Start of Block
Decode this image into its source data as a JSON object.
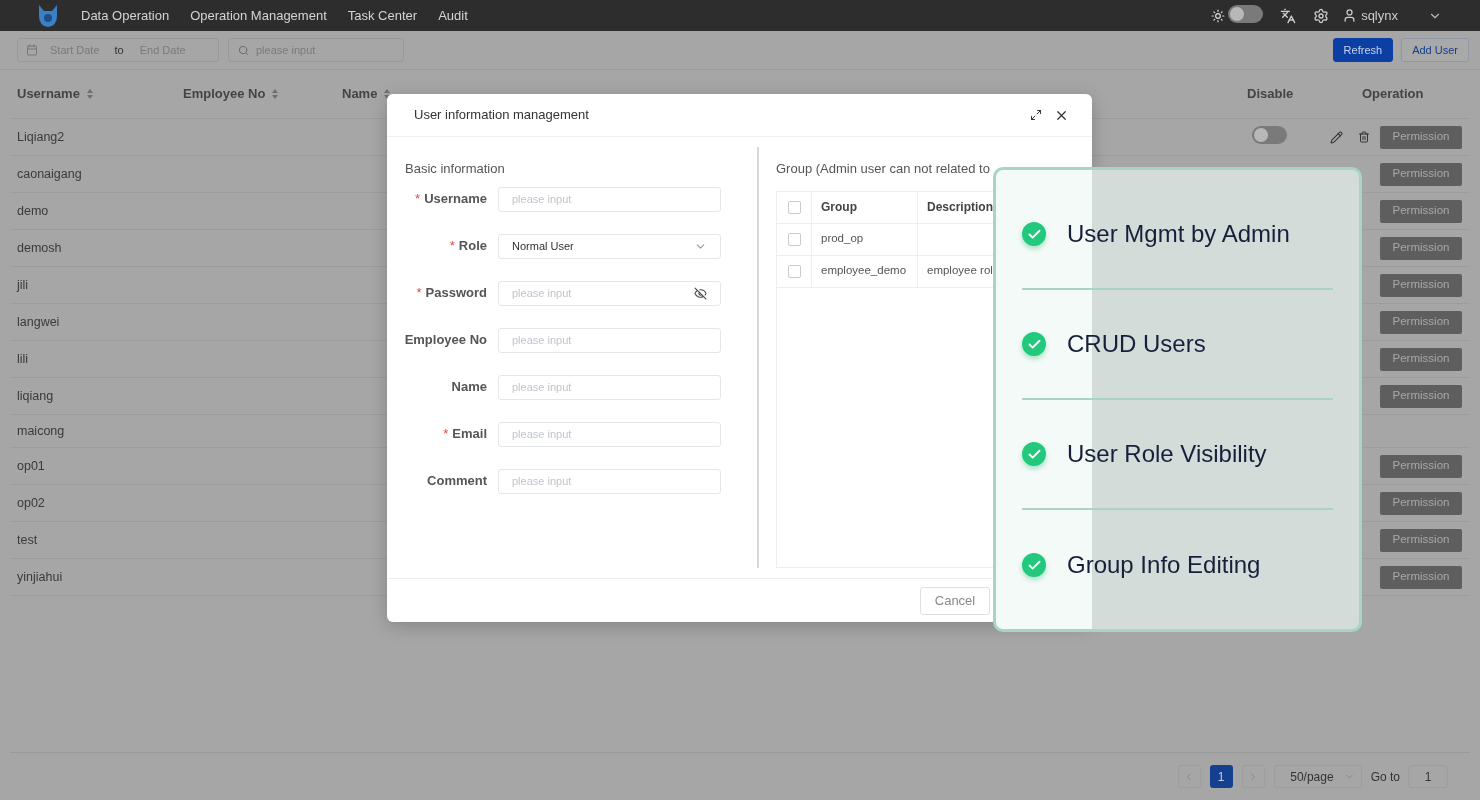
{
  "nav": {
    "items": [
      {
        "label": "Data Operation"
      },
      {
        "label": "Operation Management"
      },
      {
        "label": "Task Center"
      },
      {
        "label": "Audit"
      }
    ],
    "theme_toggle": {
      "on": false
    },
    "user": "sqlynx"
  },
  "toolbar": {
    "start_placeholder": "Start Date",
    "separator": "to",
    "end_placeholder": "End Date",
    "search_placeholder": "please input",
    "buttons": [
      {
        "label": "Refresh",
        "kind": "primary"
      },
      {
        "label": "Add User",
        "kind": "outline"
      }
    ]
  },
  "table": {
    "columns": [
      {
        "label": "Username",
        "sortable": true
      },
      {
        "label": "Employee No",
        "sortable": true
      },
      {
        "label": "Name",
        "sortable": true
      },
      {
        "label": "Disable",
        "sortable": false
      },
      {
        "label": "Operation",
        "sortable": false
      }
    ],
    "rows": [
      {
        "username": "Liqiang2",
        "disabled": false,
        "permission": "Permission"
      },
      {
        "username": "caonaigang",
        "permission": "Permission"
      },
      {
        "username": "demo",
        "permission": "Permission"
      },
      {
        "username": "demosh",
        "permission": "Permission"
      },
      {
        "username": "jili",
        "permission": "Permission"
      },
      {
        "username": "langwei",
        "permission": "Permission"
      },
      {
        "username": "lili",
        "permission": "Permission"
      },
      {
        "username": "liqiang",
        "permission": "Permission"
      },
      {
        "username": "maicong"
      },
      {
        "username": "op01",
        "permission": "Permission"
      },
      {
        "username": "op02",
        "permission": "Permission"
      },
      {
        "username": "test",
        "permission": "Permission"
      },
      {
        "username": "yinjiahui",
        "permission": "Permission"
      }
    ]
  },
  "modal": {
    "title": "User information management",
    "section": "Basic information",
    "fields": [
      {
        "label": "Username",
        "required_mark": "*",
        "kind": "input",
        "placeholder": "please input"
      },
      {
        "label": "Role",
        "required_mark": "*",
        "kind": "select",
        "value": "Normal User"
      },
      {
        "label": "Password",
        "required_mark": "*",
        "kind": "password",
        "placeholder": "please input"
      },
      {
        "label": "Employee No",
        "kind": "input",
        "placeholder": "please input"
      },
      {
        "label": "Name",
        "kind": "input",
        "placeholder": "please input"
      },
      {
        "label": "Email",
        "required_mark": "*",
        "kind": "input",
        "placeholder": "please input"
      },
      {
        "label": "Comment",
        "kind": "input",
        "placeholder": "please input"
      }
    ],
    "group_title": "Group (Admin user can not related to",
    "select_all": {
      "checked": false
    },
    "group_columns": [
      "Group",
      "Description"
    ],
    "groups": [
      {
        "group": "prod_op",
        "checked": false
      },
      {
        "group": "employee_demo",
        "description": "employee rol",
        "checked": false
      }
    ],
    "cancel": "Cancel"
  },
  "features": [
    {
      "label": "User Mgmt by Admin",
      "checked": true
    },
    {
      "label": "CRUD Users",
      "checked": true
    },
    {
      "label": "User Role Visibility",
      "checked": true
    },
    {
      "label": "Group Info Editing",
      "checked": true
    }
  ],
  "pagination": {
    "pages": [
      {
        "label": "1",
        "selected": true
      }
    ],
    "page_size": "50/page",
    "goto_label": "Go to",
    "goto_value": "1"
  }
}
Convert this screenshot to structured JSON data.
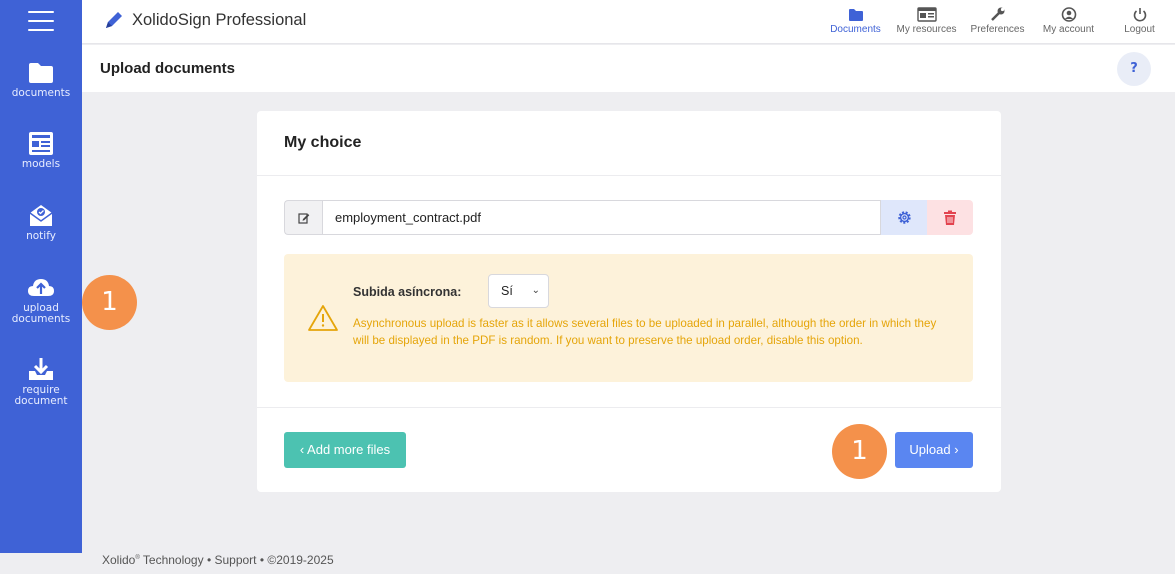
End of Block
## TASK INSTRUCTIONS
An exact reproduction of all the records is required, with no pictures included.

## RESPONSE TO THE EXERCISE
Decode this image into its source data as a JSON object.
{
  "nav": {
    "items": [
      {
        "label": "Data Operation"
      },
      {
        "label": "Operation Management"
      },
      {
        "label": "Task Center"
      },
      {
        "label": "Audit"
      }
    ],
    "theme_toggle": {
      "on": false
    },
    "user": "sqlynx"
  },
  "toolbar": {
    "start_placeholder": "Start Date",
    "separator": "to",
    "end_placeholder": "End Date",
    "search_placeholder": "please input",
    "buttons": [
      {
        "label": "Refresh",
        "kind": "primary"
      },
      {
        "label": "Add User",
        "kind": "outline"
      }
    ]
  },
  "table": {
    "columns": [
      {
        "label": "Username",
        "sortable": true
      },
      {
        "label": "Employee No",
        "sortable": true
      },
      {
        "label": "Name",
        "sortable": true
      },
      {
        "label": "Disable",
        "sortable": false
      },
      {
        "label": "Operation",
        "sortable": false
      }
    ],
    "rows": [
      {
        "username": "Liqiang2",
        "disabled": false,
        "permission": "Permission"
      },
      {
        "username": "caonaigang",
        "permission": "Permission"
      },
      {
        "username": "demo",
        "permission": "Permission"
      },
      {
        "username": "demosh",
        "permission": "Permission"
      },
      {
        "username": "jili",
        "permission": "Permission"
      },
      {
        "username": "langwei",
        "permission": "Permission"
      },
      {
        "username": "lili",
        "permission": "Permission"
      },
      {
        "username": "liqiang",
        "permission": "Permission"
      },
      {
        "username": "maicong"
      },
      {
        "username": "op01",
        "permission": "Permission"
      },
      {
        "username": "op02",
        "permission": "Permission"
      },
      {
        "username": "test",
        "permission": "Permission"
      },
      {
        "username": "yinjiahui",
        "permission": "Permission"
      }
    ]
  },
  "modal": {
    "title": "User information management",
    "section": "Basic information",
    "fields": [
      {
        "label": "Username",
        "required_mark": "*",
        "kind": "input",
        "placeholder": "please input"
      },
      {
        "label": "Role",
        "required_mark": "*",
        "kind": "select",
        "value": "Normal User"
      },
      {
        "label": "Password",
        "required_mark": "*",
        "kind": "password",
        "placeholder": "please input"
      },
      {
        "label": "Employee No",
        "kind": "input",
        "placeholder": "please input"
      },
      {
        "label": "Name",
        "kind": "input",
        "placeholder": "please input"
      },
      {
        "label": "Email",
        "required_mark": "*",
        "kind": "input",
        "placeholder": "please input"
      },
      {
        "label": "Comment",
        "kind": "input",
        "placeholder": "please input"
      }
    ],
    "group_title": "Group (Admin user can not related to",
    "select_all": {
      "checked": false
    },
    "group_columns": [
      "Group",
      "Description"
    ],
    "groups": [
      {
        "group": "prod_op",
        "checked": false
      },
      {
        "group": "employee_demo",
        "description": "employee rol",
        "checked": false
      }
    ],
    "cancel": "Cancel"
  },
  "features": [
    {
      "label": "User Mgmt by Admin",
      "checked": true
    },
    {
      "label": "CRUD Users",
      "checked": true
    },
    {
      "label": "User Role Visibility",
      "checked": true
    },
    {
      "label": "Group Info Editing",
      "checked": true
    }
  ],
  "pagination": {
    "pages": [
      {
        "label": "1",
        "selected": true
      }
    ],
    "page_size": "50/page",
    "goto_label": "Go to",
    "goto_value": "1"
  }
}
Convert this screenshot to structured JSON data.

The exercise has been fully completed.